=== WHAT TO DO ===
It is required that all of the data be written out exactly.

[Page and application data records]
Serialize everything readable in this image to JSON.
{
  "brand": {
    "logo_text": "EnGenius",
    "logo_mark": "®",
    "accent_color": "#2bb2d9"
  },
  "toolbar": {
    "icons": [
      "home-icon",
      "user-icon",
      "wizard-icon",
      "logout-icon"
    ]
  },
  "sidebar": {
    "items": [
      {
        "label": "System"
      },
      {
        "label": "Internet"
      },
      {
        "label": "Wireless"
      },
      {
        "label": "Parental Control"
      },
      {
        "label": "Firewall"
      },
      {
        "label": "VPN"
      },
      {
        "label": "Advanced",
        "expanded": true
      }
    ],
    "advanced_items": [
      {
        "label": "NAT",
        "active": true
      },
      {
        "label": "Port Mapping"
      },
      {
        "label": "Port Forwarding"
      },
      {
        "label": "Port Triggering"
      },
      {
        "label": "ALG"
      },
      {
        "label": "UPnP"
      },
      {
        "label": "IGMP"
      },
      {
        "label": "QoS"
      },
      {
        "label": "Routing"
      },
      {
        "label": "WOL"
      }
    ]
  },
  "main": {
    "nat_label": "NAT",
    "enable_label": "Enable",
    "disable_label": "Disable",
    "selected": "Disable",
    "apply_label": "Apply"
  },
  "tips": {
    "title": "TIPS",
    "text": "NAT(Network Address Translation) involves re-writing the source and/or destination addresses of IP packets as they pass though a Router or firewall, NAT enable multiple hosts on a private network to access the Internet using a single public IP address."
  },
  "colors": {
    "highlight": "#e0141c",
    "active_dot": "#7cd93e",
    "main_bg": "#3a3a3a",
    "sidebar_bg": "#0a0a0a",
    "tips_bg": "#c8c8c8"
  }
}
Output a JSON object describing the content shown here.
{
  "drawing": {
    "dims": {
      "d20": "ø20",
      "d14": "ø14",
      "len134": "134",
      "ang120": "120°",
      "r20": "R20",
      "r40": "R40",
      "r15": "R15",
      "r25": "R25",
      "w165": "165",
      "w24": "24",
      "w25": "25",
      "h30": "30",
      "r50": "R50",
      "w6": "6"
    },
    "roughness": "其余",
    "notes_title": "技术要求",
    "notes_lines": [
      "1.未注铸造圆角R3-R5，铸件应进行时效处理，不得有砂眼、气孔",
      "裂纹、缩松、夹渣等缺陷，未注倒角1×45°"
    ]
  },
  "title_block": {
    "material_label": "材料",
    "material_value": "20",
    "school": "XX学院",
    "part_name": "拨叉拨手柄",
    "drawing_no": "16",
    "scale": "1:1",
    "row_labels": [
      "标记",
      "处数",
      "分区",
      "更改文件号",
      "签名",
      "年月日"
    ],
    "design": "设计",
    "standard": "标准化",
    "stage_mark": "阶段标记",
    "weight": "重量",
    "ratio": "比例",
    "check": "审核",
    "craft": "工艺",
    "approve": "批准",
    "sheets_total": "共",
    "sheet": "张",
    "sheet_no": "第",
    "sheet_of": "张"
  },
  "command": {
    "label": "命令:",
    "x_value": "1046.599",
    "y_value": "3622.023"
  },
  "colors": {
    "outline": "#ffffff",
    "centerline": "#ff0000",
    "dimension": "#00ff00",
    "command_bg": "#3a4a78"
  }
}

=== EXERCISE ANSWER ===
Serialize everything readable in this image to JSON.
{
  "brand": {
    "logo_text": "EnGenius",
    "logo_mark": "®",
    "accent_color": "#2bb2d9"
  },
  "toolbar": {
    "icons": [
      "home-icon",
      "user-icon",
      "wizard-icon",
      "logout-icon"
    ]
  },
  "sidebar": {
    "items": [
      {
        "label": "System"
      },
      {
        "label": "Internet"
      },
      {
        "label": "Wireless"
      },
      {
        "label": "Parental Control"
      },
      {
        "label": "Firewall"
      },
      {
        "label": "VPN"
      },
      {
        "label": "Advanced",
        "expanded": true
      }
    ],
    "advanced_items": [
      {
        "label": "NAT",
        "active": true
      },
      {
        "label": "Port Mapping"
      },
      {
        "label": "Port Forwarding"
      },
      {
        "label": "Port Triggering"
      },
      {
        "label": "ALG"
      },
      {
        "label": "UPnP"
      },
      {
        "label": "IGMP"
      },
      {
        "label": "QoS"
      },
      {
        "label": "Routing"
      },
      {
        "label": "WOL"
      }
    ]
  },
  "main": {
    "nat_label": "NAT",
    "enable_label": "Enable",
    "disable_label": "Disable",
    "selected": "Disable",
    "apply_label": "Apply"
  },
  "tips": {
    "title": "TIPS",
    "text": "NAT(Network Address Translation) involves re-writing the source and/or destination addresses of IP packets as they pass though a Router or firewall, NAT enable multiple hosts on a private network to access the Internet using a single public IP address."
  },
  "colors": {
    "highlight": "#e0141c",
    "active_dot": "#7cd93e",
    "main_bg": "#3a3a3a",
    "sidebar_bg": "#0a0a0a",
    "tips_bg": "#c8c8c8"
  }
}
Output a JSON object describing the content shown here.
{
  "drawing": {
    "dims": {
      "d20": "ø20",
      "d14": "ø14",
      "len134": "134",
      "ang120": "120°",
      "r20": "R20",
      "r40": "R40",
      "r15": "R15",
      "r25": "R25",
      "w165": "165",
      "w24": "24",
      "w25": "25",
      "h30": "30",
      "r50": "R50",
      "w6": "6"
    },
    "roughness": "其余",
    "notes_title": "技术要求",
    "notes_lines": [
      "1.未注铸造圆角R3-R5，铸件应进行时效处理，不得有砂眼、气孔",
      "裂纹、缩松、夹渣等缺陷，未注倒角1×45°"
    ]
  },
  "title_block": {
    "material_label": "材料",
    "material_value": "20",
    "school": "XX学院",
    "part_name": "拨叉拨手柄",
    "drawing_no": "16",
    "scale": "1:1",
    "row_labels": [
      "标记",
      "处数",
      "分区",
      "更改文件号",
      "签名",
      "年月日"
    ],
    "design": "设计",
    "standard": "标准化",
    "stage_mark": "阶段标记",
    "weight": "重量",
    "ratio": "比例",
    "check": "审核",
    "craft": "工艺",
    "approve": "批准",
    "sheets_total": "共",
    "sheet": "张",
    "sheet_no": "第",
    "sheet_of": "张"
  },
  "command": {
    "label": "命令:",
    "x_value": "1046.599",
    "y_value": "3622.023"
  },
  "colors": {
    "outline": "#ffffff",
    "centerline": "#ff0000",
    "dimension": "#00ff00",
    "command_bg": "#3a4a78"
  }
}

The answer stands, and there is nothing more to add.